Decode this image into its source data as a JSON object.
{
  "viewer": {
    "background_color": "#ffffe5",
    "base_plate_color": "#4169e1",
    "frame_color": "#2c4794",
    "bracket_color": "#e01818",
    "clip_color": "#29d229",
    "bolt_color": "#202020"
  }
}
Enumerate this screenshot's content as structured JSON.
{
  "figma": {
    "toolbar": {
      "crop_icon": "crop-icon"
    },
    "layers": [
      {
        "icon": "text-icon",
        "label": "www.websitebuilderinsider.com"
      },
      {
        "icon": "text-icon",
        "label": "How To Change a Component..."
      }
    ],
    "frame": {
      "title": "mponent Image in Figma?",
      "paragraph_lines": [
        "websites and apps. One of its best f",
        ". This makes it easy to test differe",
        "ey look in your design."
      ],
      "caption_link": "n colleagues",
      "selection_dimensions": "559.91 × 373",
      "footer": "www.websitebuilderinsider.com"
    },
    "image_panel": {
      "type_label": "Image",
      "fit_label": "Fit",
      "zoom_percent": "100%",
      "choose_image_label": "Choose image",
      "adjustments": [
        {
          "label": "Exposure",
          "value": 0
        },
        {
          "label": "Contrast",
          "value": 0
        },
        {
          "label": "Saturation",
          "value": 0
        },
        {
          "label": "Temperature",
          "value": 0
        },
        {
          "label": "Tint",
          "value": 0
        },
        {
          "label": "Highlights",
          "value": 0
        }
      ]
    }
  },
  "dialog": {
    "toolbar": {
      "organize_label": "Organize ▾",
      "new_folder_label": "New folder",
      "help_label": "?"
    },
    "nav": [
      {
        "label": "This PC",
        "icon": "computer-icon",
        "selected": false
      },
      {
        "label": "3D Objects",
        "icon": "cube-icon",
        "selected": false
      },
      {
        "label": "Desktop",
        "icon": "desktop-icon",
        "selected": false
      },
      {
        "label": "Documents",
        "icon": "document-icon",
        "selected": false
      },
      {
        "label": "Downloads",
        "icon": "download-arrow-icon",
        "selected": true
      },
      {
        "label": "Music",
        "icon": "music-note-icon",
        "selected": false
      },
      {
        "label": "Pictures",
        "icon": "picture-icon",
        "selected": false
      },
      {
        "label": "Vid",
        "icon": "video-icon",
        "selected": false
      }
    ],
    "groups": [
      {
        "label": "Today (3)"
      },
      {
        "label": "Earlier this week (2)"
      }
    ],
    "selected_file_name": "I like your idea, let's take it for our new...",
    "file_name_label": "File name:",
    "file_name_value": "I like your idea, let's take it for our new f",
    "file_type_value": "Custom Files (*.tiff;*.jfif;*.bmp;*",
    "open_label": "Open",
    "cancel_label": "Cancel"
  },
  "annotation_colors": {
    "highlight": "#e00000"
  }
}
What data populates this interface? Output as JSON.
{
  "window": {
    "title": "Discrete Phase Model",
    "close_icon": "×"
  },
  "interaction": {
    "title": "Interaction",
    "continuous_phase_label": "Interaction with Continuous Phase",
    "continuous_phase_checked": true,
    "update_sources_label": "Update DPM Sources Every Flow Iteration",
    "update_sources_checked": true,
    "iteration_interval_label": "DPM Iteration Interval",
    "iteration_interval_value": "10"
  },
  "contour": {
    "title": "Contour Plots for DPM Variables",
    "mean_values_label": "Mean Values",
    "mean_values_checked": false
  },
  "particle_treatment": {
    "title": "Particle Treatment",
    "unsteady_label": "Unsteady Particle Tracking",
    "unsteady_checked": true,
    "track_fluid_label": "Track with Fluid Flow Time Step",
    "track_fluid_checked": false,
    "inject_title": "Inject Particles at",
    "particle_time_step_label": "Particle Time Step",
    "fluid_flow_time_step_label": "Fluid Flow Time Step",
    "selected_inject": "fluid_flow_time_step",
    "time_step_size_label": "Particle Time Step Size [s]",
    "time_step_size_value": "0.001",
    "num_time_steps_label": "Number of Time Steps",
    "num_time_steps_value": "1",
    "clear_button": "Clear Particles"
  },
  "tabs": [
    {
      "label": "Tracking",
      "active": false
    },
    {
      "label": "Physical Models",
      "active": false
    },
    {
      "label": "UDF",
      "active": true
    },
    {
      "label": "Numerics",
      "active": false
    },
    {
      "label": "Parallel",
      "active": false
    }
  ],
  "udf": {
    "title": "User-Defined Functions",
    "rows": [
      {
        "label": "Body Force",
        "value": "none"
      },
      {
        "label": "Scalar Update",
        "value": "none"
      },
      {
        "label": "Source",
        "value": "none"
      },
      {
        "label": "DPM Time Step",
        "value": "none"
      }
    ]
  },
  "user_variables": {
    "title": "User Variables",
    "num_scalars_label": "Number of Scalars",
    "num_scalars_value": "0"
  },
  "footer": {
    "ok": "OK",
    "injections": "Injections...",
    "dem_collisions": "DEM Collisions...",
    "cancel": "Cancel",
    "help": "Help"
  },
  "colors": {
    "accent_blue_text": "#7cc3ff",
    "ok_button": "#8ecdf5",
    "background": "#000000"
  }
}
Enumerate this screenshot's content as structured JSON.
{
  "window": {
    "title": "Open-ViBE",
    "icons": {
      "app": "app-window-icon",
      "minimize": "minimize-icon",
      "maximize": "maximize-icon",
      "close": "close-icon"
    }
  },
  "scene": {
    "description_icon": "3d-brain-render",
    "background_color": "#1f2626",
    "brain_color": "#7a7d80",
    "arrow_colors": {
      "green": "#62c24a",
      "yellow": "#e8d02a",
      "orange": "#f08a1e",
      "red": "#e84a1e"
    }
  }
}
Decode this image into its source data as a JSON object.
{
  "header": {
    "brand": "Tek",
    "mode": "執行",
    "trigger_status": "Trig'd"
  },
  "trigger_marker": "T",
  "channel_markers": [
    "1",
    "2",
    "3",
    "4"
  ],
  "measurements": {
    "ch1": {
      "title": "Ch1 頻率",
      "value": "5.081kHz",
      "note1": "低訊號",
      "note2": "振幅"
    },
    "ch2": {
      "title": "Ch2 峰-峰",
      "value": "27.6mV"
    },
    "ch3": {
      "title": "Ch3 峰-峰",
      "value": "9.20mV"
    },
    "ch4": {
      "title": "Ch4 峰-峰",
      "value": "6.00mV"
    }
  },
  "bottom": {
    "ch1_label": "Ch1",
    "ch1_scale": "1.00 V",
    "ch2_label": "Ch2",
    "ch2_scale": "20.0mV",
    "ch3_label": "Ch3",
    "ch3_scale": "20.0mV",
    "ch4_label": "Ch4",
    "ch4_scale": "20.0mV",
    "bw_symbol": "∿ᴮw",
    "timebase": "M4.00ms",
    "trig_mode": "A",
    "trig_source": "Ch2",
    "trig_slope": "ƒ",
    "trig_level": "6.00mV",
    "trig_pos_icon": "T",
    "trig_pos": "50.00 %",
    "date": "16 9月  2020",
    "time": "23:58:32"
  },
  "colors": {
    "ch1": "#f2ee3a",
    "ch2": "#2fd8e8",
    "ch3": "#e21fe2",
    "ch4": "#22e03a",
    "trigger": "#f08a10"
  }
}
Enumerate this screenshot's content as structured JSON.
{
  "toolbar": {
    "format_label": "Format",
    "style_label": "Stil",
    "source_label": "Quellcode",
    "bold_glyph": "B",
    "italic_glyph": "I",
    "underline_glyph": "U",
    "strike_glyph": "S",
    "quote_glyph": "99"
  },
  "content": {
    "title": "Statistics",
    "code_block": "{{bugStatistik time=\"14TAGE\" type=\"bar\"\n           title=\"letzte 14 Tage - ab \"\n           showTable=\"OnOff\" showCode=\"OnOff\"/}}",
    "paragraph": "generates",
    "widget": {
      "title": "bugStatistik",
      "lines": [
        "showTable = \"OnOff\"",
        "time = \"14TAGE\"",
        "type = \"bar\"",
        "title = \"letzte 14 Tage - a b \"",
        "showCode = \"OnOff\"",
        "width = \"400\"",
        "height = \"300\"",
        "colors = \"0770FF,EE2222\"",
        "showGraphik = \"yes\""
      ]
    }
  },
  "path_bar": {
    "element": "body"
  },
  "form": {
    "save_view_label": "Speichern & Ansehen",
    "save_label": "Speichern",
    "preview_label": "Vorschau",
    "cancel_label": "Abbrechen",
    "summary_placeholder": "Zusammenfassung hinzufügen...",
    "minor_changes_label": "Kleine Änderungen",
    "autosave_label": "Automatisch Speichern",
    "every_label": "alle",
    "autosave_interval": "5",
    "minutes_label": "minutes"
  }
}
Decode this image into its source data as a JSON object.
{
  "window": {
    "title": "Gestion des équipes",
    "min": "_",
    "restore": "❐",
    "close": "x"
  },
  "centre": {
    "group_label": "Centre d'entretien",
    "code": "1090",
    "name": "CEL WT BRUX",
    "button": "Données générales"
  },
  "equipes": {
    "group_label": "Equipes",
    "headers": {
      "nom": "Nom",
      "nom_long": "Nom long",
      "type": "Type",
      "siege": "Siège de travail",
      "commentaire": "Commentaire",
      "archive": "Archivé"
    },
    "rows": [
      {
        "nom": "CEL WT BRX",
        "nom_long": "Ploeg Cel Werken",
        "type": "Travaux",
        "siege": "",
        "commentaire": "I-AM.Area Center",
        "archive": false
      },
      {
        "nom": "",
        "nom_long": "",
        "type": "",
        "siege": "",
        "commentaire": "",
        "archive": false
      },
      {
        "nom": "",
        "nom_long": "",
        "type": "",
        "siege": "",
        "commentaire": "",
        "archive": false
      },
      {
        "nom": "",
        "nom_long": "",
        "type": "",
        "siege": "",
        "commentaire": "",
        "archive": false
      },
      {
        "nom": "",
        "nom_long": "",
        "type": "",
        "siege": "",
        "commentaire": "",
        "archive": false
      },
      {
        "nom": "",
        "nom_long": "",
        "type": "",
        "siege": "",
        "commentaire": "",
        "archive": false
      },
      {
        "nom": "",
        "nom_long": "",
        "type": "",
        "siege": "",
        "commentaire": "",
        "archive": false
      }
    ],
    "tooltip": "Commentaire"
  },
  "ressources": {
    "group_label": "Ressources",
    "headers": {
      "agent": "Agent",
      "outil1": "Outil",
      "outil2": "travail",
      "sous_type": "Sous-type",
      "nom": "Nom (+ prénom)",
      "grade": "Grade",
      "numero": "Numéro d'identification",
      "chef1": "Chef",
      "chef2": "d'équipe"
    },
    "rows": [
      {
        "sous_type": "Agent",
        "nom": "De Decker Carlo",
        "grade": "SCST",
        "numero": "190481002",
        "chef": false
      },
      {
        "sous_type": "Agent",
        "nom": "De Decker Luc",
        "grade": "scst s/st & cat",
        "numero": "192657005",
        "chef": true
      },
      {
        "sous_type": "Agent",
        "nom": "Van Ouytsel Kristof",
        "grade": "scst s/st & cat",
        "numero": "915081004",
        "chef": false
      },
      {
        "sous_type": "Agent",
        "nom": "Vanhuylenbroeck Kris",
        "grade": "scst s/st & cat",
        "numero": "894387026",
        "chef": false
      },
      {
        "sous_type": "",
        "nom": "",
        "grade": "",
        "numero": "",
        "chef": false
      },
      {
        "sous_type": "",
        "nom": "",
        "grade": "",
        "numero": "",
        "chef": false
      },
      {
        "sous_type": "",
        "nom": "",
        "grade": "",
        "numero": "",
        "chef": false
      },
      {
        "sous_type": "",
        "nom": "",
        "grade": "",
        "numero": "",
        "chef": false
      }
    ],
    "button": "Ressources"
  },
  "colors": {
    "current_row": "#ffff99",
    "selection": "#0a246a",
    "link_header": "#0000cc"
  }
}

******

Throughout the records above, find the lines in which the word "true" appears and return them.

        "selected": true
    "continuous_phase_checked": true,
    "update_sources_checked": true,
    "unsteady_checked": true,
      "active": true
        "chef": true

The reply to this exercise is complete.